Open Letter on the Patient Protection and Affordable Care Act
from Iowa Insurance Commissioner Nick Gerhart
The Patient Protection and Affordable Care Act (PPACA) will transform health care and health care insurance nationwide. Significant changes under PPACA include: the elimination of any consideration of a pre-existing condition for acceptance of an application for coverage, the removal of all annual and lifetime benefit maximums, the extension of coverage for children covered under a parent’s plan to age 26, and minimum essential benefit standards to be followed by all plans. Rates for coverage for these plans will vary based on the plan chosen, your age, where you reside, whether or not you smoke, and the number of individuals within your family.
Under the leadership of Gov. Terry E. Branstad and Lt. Gov. Kim Reynolds, Iowa has taken a common sense approach to implementing PPACA. The primary responsibility of the Iowa Insurance Division (The Division) in the implementation of PPACA was to review qualified health plans and certify that the plans comply with statutory requirements. The Division certified plans from ten companies to offer health coverage and dental coverage in the upcoming federally facilitated marketplace. The Department of Health and Human Services has now signed contracts with those companies approving the offering of their plans in the marketplace.

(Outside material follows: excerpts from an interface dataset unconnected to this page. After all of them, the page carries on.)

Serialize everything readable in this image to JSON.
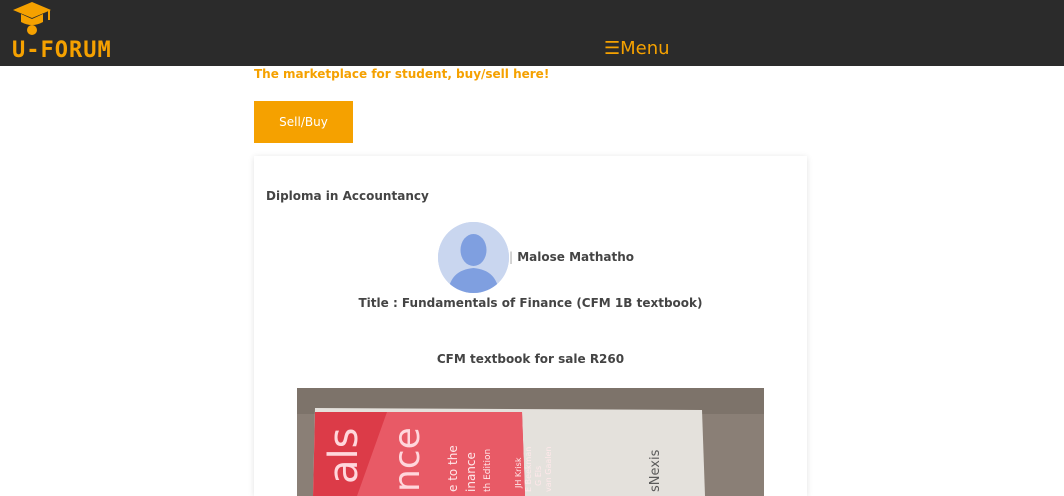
{
  "header": {
    "logo_text": "U-FORUM",
    "menu_label": "☰Menu"
  },
  "marketplace": {
    "tagline": "The marketplace for student, buy/sell here!",
    "sell_buy_label": "Sell/Buy"
  },
  "post": {
    "category": "Diploma in Accountancy",
    "author": "Malose Mathatho",
    "title": "Title : Fundamentals of Finance (CFM 1B textbook)",
    "description": "CFM textbook for sale R260"
  },
  "colors": {
    "accent": "#f5a100",
    "topbar": "#2b2b2b"
  }
}
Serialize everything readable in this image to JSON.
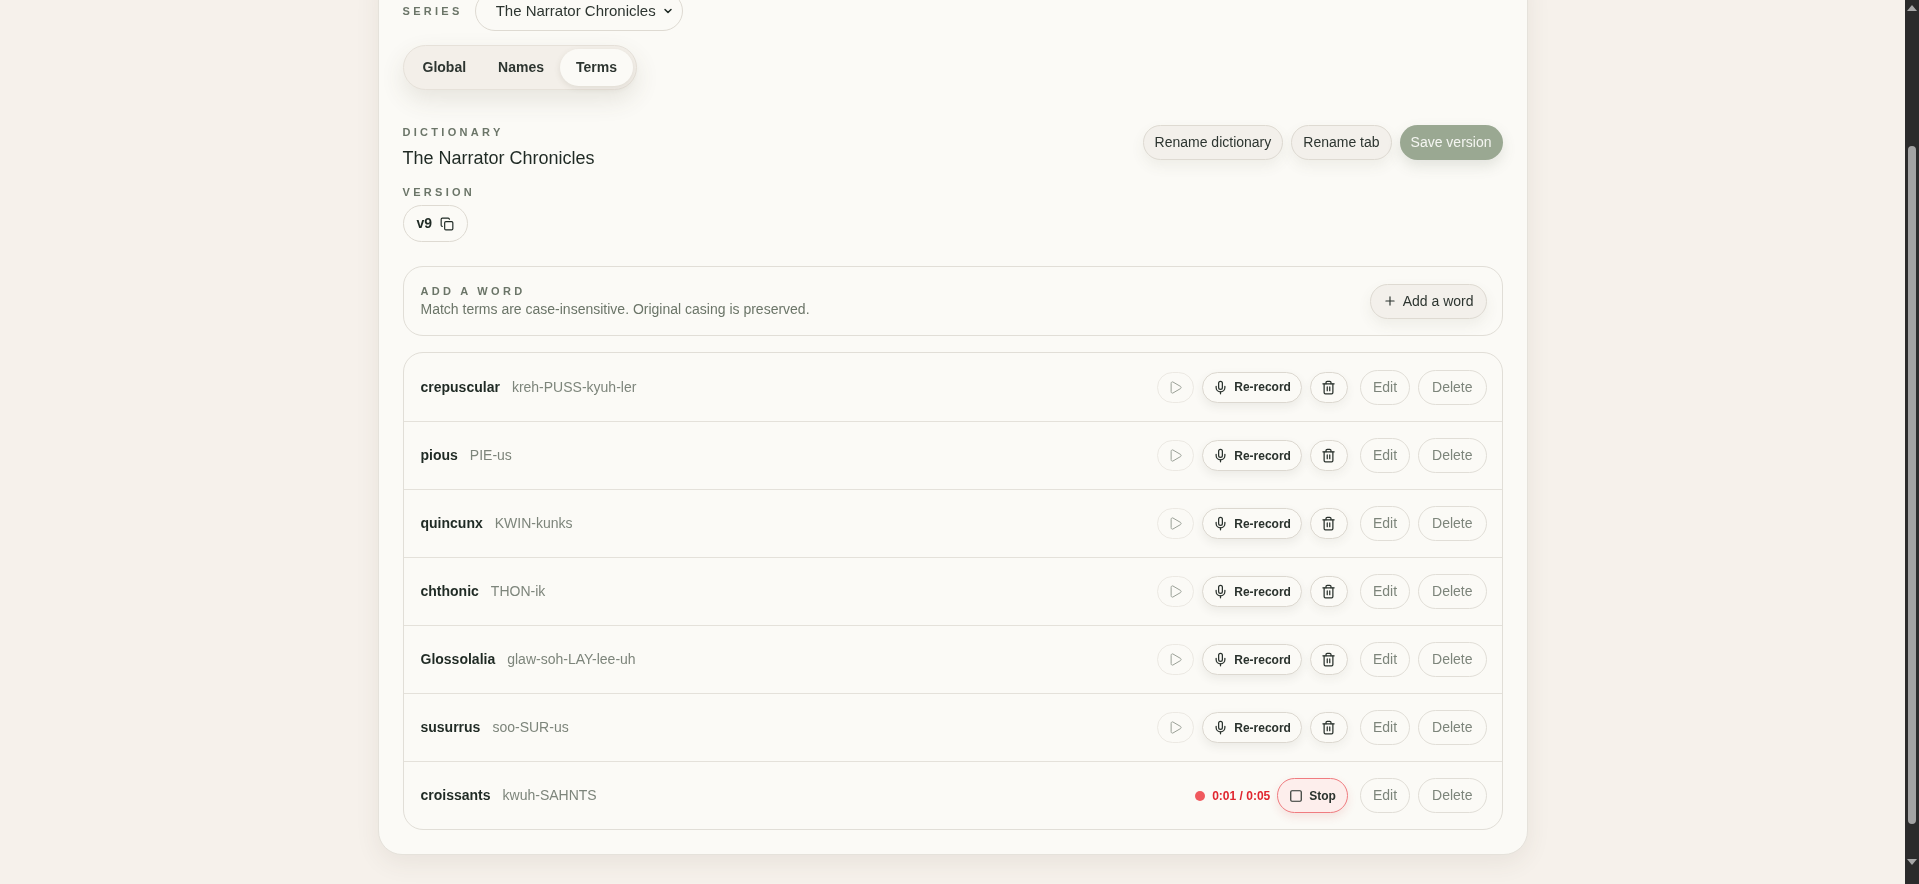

Two of the medical health plan carriers offer plans in every county in the State of Iowa.
The marketplace will be federally run and managed. The marketplace will be readily accessible at www.healthcare.gov. All plans available in the State of Iowa can be viewed on the website when open enrollment begins October 1, 2013. Iowans will be able to enroll in individual, family and small group plans (1-50 employees) during the initial six-month open enrollment period from October 1, 2013 through March 31, 2014.
The individual mandate included in PPACA requires that beginning in 2014 individuals must obtain minimum essential coverage. This is defined as insurance coverage with an actuarial value of 60% (called a Bronze level plan on the marketplace). If you do not have minimum essential coverage you may be required to pay the individual fine of $95 or 1% of income, whichever is greater in 2014. Other levels (Silver, Gold and Platinum) feature plans with increasing actuarial values of 70%, 80% and 90% respectively. Actuarial value is the percentage of total average costs for covered benefits that a plan will pay. For example, if a plan has an actuarial value of 70%, on average, a person would be responsible for 30% of the costs of all covered benefits.
An individual’s premiums may be offset by tax credits. Individuals from 100% of federal poverty level (FPL) up to 400% of federal poverty level ($11,490.00-$45,960 for an individual and $23,550.00-$94,200.00 for a family of four) will qualify for tax credits. Iowans must provide certain information in the application process to determine eligibility for an advance premium tax credit.
While the federal government is responsible for consumer assistance and education in Iowa, the Insurance Division will supplement these efforts, working with interested parties to help educate Iowans. Iowans will be able to enroll in qualified health plans through three Navigator organizations throughout the state, certified application counselors and insurance agents and brokers. Collectively, these individuals and organizations will be critical in helping Iowans through these complex decisions. Individuals and small businesses can also seek help through healthcare.gov with the online chat feature or call the toll free number 800-318-2596 for the marketplace to talk to someone for assistance with enrolling or questions.
As Iowa Insurance Commissioner, I want to outline the following key points for Iowans to consider prior to purchasing any insurance on the marketplace:
· Make sure your physician is in the network of the plan you are purchasing. Some plans in the marketplace are narrow network plans and you may need to locate a new physician if your current physician is not in the plan’s network.
· Make sure the drugs you need are covered if you require certain drugs for ongoing treatment. A qualified health plan is only required to cover one drug from each United States Pharmacopeia (USP) category. Individuals will have a right to appeal to get medically necessary drugs covered.
· Understand the costs related to your plan. Depending upon the plan you purchase, the amount you will be required to pay for deductibles and coinsurance may vary.
· Understand that you will not qualify for a tax credit if you have access to affordable minimum essential coverage through your employer. Affordable coverage is defined as 9.5% of your household income based upon the single employee’s premium and coverage of 60% of your insurance costs.
· Tax credits are available only for plans purchased on the marketplace. You are not eligible for tax credits if you purchase insurance outside of the marketplace or if you continue on the health insurance plan you have currently.
· Failure to obtain minimum essential coverage will subject you to a penalty based on a minimum flat rate or a percentage of your income, whichever is greater.
· Medicare coverage is not impacted by these changes. You must still enroll for Medicare or supplemental insurance during the separate open enrollment held every year for those types of coverage.
· All plans certified by the Division will be available on www.healthcare.gov on October 1st and will meet the definition of minimum essential coverage. The federal number to call for assistance is 800-318-2596.
· Be wary of fraud. There may be more opportunities for bad actors to steal identities or promote non-existent or minimal coverage plans as qualified health plans meeting new health plan standards. Use a licensed agent or broker or work with a navigator.
October 1, 2013